Activity:
Search through the entries for the word "Programmeren" and copy every line that has it.

******************************

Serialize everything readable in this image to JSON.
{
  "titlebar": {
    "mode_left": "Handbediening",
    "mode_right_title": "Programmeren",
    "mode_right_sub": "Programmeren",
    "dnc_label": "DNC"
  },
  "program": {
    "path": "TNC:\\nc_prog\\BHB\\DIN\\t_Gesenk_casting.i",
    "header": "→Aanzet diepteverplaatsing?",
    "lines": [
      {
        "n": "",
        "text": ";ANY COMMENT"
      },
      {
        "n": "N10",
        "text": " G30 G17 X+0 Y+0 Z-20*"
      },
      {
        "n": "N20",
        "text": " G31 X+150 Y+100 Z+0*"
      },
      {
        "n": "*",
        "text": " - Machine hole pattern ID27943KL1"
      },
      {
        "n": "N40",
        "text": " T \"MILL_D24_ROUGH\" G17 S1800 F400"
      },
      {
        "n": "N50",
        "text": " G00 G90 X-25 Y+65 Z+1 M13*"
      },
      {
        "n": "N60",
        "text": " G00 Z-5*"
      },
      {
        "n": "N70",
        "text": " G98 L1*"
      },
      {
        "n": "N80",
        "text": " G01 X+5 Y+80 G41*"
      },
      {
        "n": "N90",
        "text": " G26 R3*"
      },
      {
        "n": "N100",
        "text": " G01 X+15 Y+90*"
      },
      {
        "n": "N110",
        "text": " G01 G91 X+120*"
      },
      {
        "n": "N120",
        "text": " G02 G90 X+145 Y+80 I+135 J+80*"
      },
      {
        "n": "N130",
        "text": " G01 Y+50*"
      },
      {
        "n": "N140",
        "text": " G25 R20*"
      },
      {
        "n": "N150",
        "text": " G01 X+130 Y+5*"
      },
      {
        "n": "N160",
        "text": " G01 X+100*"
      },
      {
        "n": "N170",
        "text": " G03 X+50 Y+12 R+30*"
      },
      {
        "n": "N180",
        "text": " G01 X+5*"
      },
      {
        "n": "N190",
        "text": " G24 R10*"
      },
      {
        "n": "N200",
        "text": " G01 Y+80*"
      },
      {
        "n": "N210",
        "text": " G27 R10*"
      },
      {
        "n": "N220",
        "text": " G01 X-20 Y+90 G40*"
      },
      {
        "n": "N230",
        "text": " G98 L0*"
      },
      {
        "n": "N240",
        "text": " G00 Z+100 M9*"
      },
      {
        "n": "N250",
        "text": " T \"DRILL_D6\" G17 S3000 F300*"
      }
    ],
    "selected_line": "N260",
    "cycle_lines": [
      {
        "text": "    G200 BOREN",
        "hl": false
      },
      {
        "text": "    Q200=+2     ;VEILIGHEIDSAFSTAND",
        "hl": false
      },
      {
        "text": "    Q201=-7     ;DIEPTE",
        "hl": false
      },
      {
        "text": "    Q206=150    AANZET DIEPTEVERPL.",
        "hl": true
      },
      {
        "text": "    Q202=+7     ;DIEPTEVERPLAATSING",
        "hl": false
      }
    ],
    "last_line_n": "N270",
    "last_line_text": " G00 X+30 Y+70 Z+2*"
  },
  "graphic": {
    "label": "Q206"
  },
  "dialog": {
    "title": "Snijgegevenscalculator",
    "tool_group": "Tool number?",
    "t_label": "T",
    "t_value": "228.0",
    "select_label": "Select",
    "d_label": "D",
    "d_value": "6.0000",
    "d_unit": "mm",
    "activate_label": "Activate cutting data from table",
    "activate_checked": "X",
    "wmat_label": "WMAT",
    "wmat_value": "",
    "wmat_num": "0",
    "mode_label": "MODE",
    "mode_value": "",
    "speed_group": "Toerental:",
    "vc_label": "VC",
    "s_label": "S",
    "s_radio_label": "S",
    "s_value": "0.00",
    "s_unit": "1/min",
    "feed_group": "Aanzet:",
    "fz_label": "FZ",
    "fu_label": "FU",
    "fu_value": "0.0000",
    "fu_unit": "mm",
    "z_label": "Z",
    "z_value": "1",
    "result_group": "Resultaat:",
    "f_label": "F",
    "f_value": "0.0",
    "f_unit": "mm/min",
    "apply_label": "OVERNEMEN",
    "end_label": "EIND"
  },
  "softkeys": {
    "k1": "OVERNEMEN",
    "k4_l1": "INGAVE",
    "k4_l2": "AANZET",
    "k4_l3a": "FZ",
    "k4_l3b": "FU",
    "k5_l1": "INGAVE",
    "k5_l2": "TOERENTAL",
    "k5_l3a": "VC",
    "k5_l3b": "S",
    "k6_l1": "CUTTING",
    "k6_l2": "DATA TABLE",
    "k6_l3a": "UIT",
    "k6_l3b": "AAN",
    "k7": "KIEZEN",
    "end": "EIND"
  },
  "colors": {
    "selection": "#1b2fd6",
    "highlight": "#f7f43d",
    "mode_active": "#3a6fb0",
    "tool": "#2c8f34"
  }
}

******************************

Exercise answer:
    "mode_right_title": "Programmeren",
    "mode_right_sub": "Programmeren",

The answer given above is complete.